  • Print publication year: 1985
  • Online publication date: January 2010

7 - THE ANTHROPOLOGY OF RELIGION: BRITISH AND FRENCH SCHOOLS

Summary

Nineteenth-century anthropological attitudes

Naturally enough what nineteenth-century writers on anthropological topics thought and wrote about religion grew out of the arguments of their eighteenth-century predecessors but something of the more general anthropological background needs first to be explained.

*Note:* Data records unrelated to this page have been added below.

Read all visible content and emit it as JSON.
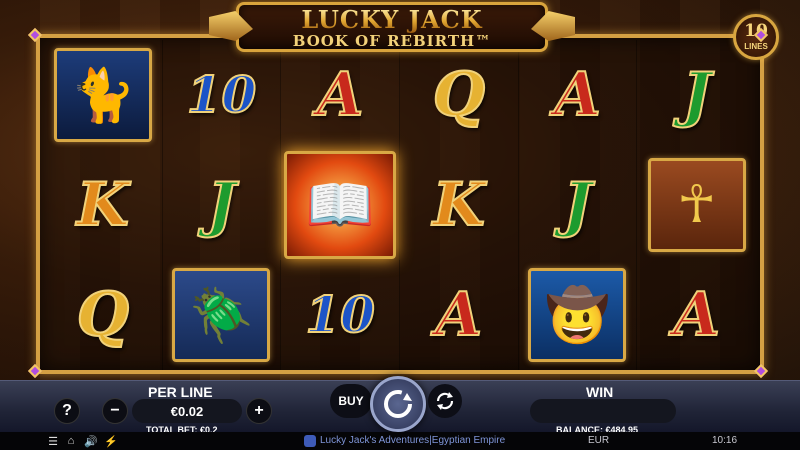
{
  "game": {
    "title": "LUCKY JACK",
    "subtitle": "BOOK OF REBIRTH™"
  },
  "lines_badge": {
    "count": "10",
    "label": "LINES"
  },
  "reels": {
    "rows": [
      [
        {
          "kind": "tile",
          "symbol": "cat-icon",
          "variant": "tile-cat",
          "glyph": "🐈"
        },
        {
          "kind": "letter",
          "symbol": "10",
          "color": "c-blue",
          "ten": true
        },
        {
          "kind": "letter",
          "symbol": "A",
          "color": "c-red"
        },
        {
          "kind": "letter",
          "symbol": "Q",
          "color": "c-gold"
        },
        {
          "kind": "letter",
          "symbol": "A",
          "color": "c-red"
        },
        {
          "kind": "letter",
          "symbol": "J",
          "color": "c-green"
        }
      ],
      [
        {
          "kind": "letter",
          "symbol": "K",
          "color": "c-orange"
        },
        {
          "kind": "letter",
          "symbol": "J",
          "color": "c-green"
        },
        {
          "kind": "tile",
          "symbol": "book-icon",
          "variant": "tile-book",
          "glyph": "📖"
        },
        {
          "kind": "letter",
          "symbol": "K",
          "color": "c-orange"
        },
        {
          "kind": "letter",
          "symbol": "J",
          "color": "c-green"
        },
        {
          "kind": "tile",
          "symbol": "ankh-icon",
          "variant": "tile-ankh",
          "glyph": "☥"
        }
      ],
      [
        {
          "kind": "letter",
          "symbol": "Q",
          "color": "c-gold"
        },
        {
          "kind": "tile",
          "symbol": "scarab-icon",
          "variant": "tile-scarab",
          "glyph": "🪲"
        },
        {
          "kind": "letter",
          "symbol": "10",
          "color": "c-blue",
          "ten": true
        },
        {
          "kind": "letter",
          "symbol": "A",
          "color": "c-red"
        },
        {
          "kind": "tile",
          "symbol": "explorer-icon",
          "variant": "tile-jack",
          "glyph": "🤠"
        },
        {
          "kind": "letter",
          "symbol": "A",
          "color": "c-red"
        }
      ]
    ]
  },
  "controls": {
    "help_label": "?",
    "per_line_label": "PER LINE",
    "per_line_value": "€0.02",
    "minus_label": "−",
    "plus_label": "+",
    "total_bet": "TOTAL BET: €0.2",
    "buy_label": "BUY",
    "win_label": "WIN",
    "win_value": "",
    "balance": "BALANCE: €484.95"
  },
  "footer": {
    "game_name": "Lucky Jack's Adventures|Egyptian Empire",
    "currency": "EUR",
    "clock": "10:16"
  },
  "colors": {
    "frame_gold": "#d4a043",
    "bar_dark": "#202437",
    "accent_blue": "#7f95d8"
  }
}
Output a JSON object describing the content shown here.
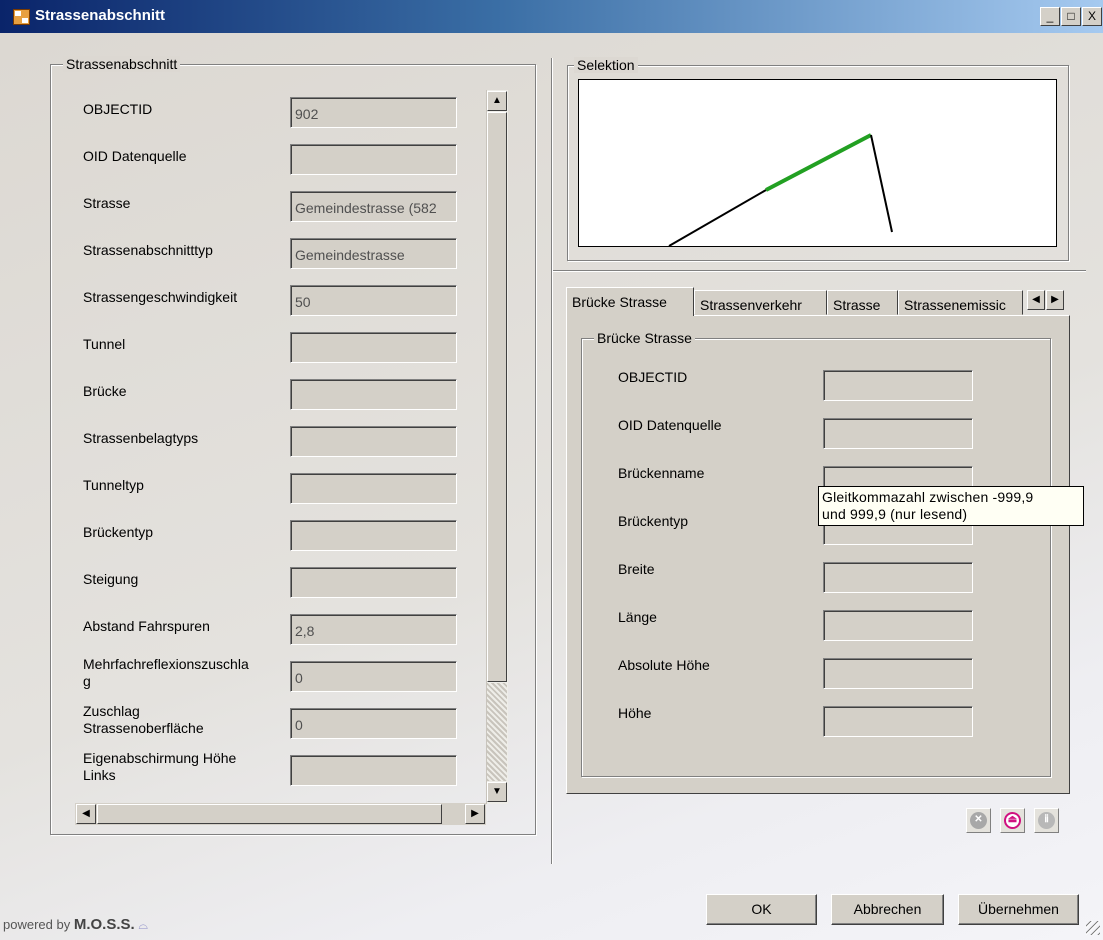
{
  "window": {
    "title": "Strassenabschnitt",
    "controls": {
      "minimize": "_",
      "maximize": "□",
      "close": "X"
    }
  },
  "left_group": {
    "legend": "Strassenabschnitt",
    "rows": [
      {
        "label": "OBJECTID",
        "value": "902"
      },
      {
        "label": "OID Datenquelle",
        "value": ""
      },
      {
        "label": "Strasse",
        "value": "Gemeindestrasse (582"
      },
      {
        "label": "Strassenabschnitttyp",
        "value": "Gemeindestrasse"
      },
      {
        "label": "Strassengeschwindigkeit",
        "value": "50"
      },
      {
        "label": "Tunnel",
        "value": ""
      },
      {
        "label": "Brücke",
        "value": ""
      },
      {
        "label": "Strassenbelagtyps",
        "value": ""
      },
      {
        "label": "Tunneltyp",
        "value": ""
      },
      {
        "label": "Brückentyp",
        "value": ""
      },
      {
        "label": "Steigung",
        "value": ""
      },
      {
        "label": "Abstand Fahrspuren",
        "value": "2,8"
      },
      {
        "label": "Mehrfachreflexionszuschla\ng",
        "value": "0"
      },
      {
        "label": "Zuschlag\nStrassenoberfläche",
        "value": "0"
      },
      {
        "label": "Eigenabschirmung Höhe\nLinks",
        "value": ""
      }
    ]
  },
  "selection": {
    "legend": "Selektion"
  },
  "tabs": {
    "items": [
      "Brücke Strasse",
      "Strassenverkehr",
      "Strasse",
      "Strassenemissic"
    ],
    "active": 0,
    "group_legend": "Brücke Strasse",
    "rows": [
      {
        "label": "OBJECTID",
        "value": ""
      },
      {
        "label": "OID Datenquelle",
        "value": ""
      },
      {
        "label": "Brückenname",
        "value": ""
      },
      {
        "label": "Brückentyp",
        "value": ""
      },
      {
        "label": "Breite",
        "value": ""
      },
      {
        "label": "Länge",
        "value": ""
      },
      {
        "label": "Absolute Höhe",
        "value": ""
      },
      {
        "label": "Höhe",
        "value": ""
      }
    ],
    "tooltip": "Gleitkommazahl zwischen -999,9\nund 999,9 (nur lesend)"
  },
  "buttons": {
    "ok": "OK",
    "cancel": "Abbrechen",
    "apply": "Übernehmen"
  },
  "footer": {
    "powered_by": "powered by",
    "brand": "M.O.S.S."
  },
  "colors": {
    "selection_highlight": "#22a022",
    "title_bar": "#0a246a"
  }
}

Anthropologists study the diversity of man considered both as animal species and as products of civilisation (culture). Since human beings everywhere show a marked proclivity for finding reasons to think themselves superior to ‘those bastards over the hill who do not even know how to talk properly’, it could be held that anthropology of a certain prejudiced sort is as old as humanity itself but, as a field of serious scholarly inquiry, it only became clearly recognisable during the latter part of the eighteenth century.